Not far from my home are the back-country farm roads of suburban Richmond, B.C. For the past several years, a drive down any one of them revealed a bewildering trend – construction of Versailles-like mansions.
There has never seemed to be much taking place on the massive stretches of farmland behind the homes themselves. In the summer, many of the estates have someone hawking baskets of vegetables or fruit, usually blueberries. But that is often the extent of agricultural activity one sees taking place on the hectares and hectares of property these suburban castles encompass.
Who knew that by operating a modest blueberry stand for a few weeks, the homeowner was avoiding paying tens of thousands of dollars a year in taxes.
As part of its ongoing probe into real estate practices in British Columbia, The Globe and Mail last weekend unveiled yet another massive scam: Speculators and investors purchasing thousands of hectares of prime B.C. farmland and then reaping huge tax benefits intended to help farmers. All under the nose of a provincial Liberal government that seems to be either utterly clueless or benignly neglectful when it comes to routing out nefarious conduct in the real estate market.

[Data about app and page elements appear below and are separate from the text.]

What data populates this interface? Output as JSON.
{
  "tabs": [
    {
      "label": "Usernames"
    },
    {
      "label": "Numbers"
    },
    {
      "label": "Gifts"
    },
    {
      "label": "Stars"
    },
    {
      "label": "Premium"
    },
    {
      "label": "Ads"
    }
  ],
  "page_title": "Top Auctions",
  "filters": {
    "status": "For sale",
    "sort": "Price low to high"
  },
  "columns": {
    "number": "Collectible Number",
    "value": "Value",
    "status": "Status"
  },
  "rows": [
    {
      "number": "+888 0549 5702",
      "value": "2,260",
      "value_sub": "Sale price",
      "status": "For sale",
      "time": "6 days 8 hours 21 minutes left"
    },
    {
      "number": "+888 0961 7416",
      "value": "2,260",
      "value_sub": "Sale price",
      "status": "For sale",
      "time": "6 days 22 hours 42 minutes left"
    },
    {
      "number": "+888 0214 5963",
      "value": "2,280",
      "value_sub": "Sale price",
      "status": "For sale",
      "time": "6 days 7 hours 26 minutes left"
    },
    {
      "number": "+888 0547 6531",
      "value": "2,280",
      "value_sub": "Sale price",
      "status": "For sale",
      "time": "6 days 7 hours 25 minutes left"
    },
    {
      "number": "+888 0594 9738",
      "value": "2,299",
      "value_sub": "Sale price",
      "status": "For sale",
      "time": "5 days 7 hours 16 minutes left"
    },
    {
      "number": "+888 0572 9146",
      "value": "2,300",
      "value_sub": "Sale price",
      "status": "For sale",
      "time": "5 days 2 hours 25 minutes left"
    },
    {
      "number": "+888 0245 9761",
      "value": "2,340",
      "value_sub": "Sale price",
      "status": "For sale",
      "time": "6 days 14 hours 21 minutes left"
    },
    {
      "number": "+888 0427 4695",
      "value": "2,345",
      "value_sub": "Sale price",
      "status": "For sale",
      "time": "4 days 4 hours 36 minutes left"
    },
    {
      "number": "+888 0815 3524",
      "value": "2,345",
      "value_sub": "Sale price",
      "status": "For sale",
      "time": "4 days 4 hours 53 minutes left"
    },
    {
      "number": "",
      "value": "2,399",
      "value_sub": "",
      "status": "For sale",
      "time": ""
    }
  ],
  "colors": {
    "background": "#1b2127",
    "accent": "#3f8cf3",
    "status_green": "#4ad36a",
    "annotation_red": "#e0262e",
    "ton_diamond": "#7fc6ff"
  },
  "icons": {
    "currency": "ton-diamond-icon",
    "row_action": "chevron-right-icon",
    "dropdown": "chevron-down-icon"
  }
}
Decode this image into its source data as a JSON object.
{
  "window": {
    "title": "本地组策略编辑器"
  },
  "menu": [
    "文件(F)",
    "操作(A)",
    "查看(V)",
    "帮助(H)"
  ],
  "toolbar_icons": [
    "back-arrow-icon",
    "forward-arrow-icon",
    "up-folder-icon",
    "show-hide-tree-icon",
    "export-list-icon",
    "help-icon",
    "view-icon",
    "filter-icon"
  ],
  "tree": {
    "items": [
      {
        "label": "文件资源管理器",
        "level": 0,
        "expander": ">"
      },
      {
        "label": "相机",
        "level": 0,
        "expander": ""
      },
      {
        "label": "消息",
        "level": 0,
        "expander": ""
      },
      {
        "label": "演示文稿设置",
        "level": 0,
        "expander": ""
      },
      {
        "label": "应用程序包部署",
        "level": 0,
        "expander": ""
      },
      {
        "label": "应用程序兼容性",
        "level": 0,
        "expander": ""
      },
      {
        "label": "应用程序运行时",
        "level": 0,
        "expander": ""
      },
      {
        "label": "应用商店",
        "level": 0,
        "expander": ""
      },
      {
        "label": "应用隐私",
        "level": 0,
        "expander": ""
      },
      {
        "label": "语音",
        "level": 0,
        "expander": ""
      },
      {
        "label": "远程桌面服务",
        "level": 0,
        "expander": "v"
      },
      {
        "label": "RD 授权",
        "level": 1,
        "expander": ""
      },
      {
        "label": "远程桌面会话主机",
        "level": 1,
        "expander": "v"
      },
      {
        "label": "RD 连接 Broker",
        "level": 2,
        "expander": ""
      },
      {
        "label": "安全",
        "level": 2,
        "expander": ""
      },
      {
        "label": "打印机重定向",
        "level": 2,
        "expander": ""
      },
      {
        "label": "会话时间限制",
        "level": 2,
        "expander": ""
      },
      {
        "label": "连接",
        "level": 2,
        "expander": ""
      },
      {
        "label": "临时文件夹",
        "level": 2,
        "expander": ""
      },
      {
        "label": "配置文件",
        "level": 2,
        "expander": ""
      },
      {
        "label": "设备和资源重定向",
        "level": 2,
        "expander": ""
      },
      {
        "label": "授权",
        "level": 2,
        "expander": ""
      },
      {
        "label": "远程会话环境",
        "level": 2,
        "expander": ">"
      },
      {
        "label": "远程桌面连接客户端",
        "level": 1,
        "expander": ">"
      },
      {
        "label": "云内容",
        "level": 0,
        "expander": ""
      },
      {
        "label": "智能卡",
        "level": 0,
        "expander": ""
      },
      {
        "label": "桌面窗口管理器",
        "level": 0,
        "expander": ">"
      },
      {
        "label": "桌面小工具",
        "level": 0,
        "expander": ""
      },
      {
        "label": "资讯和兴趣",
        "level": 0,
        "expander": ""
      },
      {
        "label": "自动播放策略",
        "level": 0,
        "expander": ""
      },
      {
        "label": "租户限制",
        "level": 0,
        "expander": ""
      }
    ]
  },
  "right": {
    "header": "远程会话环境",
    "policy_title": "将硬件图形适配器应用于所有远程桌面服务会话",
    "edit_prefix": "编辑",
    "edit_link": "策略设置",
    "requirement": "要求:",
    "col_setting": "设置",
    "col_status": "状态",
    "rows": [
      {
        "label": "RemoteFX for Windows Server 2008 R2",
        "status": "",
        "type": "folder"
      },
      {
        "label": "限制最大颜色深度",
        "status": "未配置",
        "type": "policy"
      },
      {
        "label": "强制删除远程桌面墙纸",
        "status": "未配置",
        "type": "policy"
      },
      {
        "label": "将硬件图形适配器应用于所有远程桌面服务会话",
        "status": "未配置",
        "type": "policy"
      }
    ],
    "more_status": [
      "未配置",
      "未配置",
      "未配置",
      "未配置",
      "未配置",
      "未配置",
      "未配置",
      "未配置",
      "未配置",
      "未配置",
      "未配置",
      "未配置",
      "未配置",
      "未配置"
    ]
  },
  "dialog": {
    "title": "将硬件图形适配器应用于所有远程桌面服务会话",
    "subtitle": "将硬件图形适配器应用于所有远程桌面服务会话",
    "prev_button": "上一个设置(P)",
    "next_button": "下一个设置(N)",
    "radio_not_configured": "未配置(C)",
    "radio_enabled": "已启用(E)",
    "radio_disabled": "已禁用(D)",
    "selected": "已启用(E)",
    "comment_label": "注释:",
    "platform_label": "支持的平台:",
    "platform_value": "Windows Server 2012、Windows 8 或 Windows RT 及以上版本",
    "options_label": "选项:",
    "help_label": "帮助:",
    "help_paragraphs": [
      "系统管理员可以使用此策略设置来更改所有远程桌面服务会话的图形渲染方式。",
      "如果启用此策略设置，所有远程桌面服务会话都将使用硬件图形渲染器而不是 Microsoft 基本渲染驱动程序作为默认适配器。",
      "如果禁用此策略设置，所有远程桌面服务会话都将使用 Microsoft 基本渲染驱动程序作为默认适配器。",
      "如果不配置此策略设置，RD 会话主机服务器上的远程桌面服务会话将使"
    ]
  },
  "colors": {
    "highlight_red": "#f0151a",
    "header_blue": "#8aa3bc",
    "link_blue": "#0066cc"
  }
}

It isn't overstatement to say the Globe has done more in the past year to expose rotten dealings in the real estate business than the government – and its appointed industry overseers – has in the past 10 years.
And what has the latest investigation uncovered? Among other things, people buying up agricultural properties in Metro Vancouver with no intention of farming them. Rather, in some cases, the buyers are erecting mega-mansions that they are turning into boutique hotels for the wealthy.
In order to maintain their farm status and the massive tax benefits it confers, those holding more than a hectare of arable farm land must sell a measly $2,500 worth of product a year. Hence, the modest, month-long blueberry stand found in front of some of these 25,000-square-foot monstrosities.
A recent report by the regional authority, Metro Vancouver, showed that a full one-quarter of farms in suburban Vancouver meets only this minimum production requirement. What a disgraceful waste of some of the best growing soil in the country that is.
The same study indicated there are more non-farmers in the Agricultural Land Reserve than there are farmers. And what is the primary benefit of being in the reserve? Again, enormous tax breaks, ones originally put in place to help farmers, but that are now assisting, among others, speculators and wealthy foreign investors from mainland China.
While fertile soil becomes increasingly valuable and precious in many parts of our ever-crowded world, it's treated as frivolous commodity in British Columbia.
Once again, the provincial government is being cast in an extremely unfavourable light. And, once again, the public is rightly furious it has been played as fools, dutifully paying its fair share of taxes while others con their way around them. The impression this leaves is that the government is more interested in helping real estate agents and foreign investors than safeguarding valuable farm land. And that notion is not at all far-fetched.
The Globe spoke this weekend to Richard Bullock, the former head of the Agricultural Land Reserve, who said the reason he was fired from the job last year by the provincial government was because he rejected all of the applications by developers and others to get land removed from the ALR.
Given the complete free-for-all taking place around farmland today, it's not surprising Mr. Bullock might have been canned for those reasons.
With its inability to protect the public interest exposed once again, the B.C. government will have to take some action in response to the Globe inquiry. The most obvious move is to insist that only agricultural land holders earning significant income from crop development are eligible for the generous tax concessions now being enjoyed by people who are farmers in name only.
The government also needs to do something to shut down the hotels that are being developed inside these monster homes and impose heavy fines for those who ignore the rules. It needs to put restrictions on the amount of farmland a foreign investor can own as well as applying the 15 per cent foreign buyers' tax to farmland – something it stupidly exempted when it first brought the levy in.
Finally, the government needs to instantly close loopholes that allow buyers to use numbered companies and bare trusts to avoid paying property transfer taxes on agricultural land – something it promised it would look into doing on all real estate transactions but so far has done nothing about.
Mostly, the B.C. government needs to get its act together before the rage being stoked by the goings-on in the Metro Vancouver real estate industry becomes widespread, deeply rooted and something that threatens the social fabric of the region.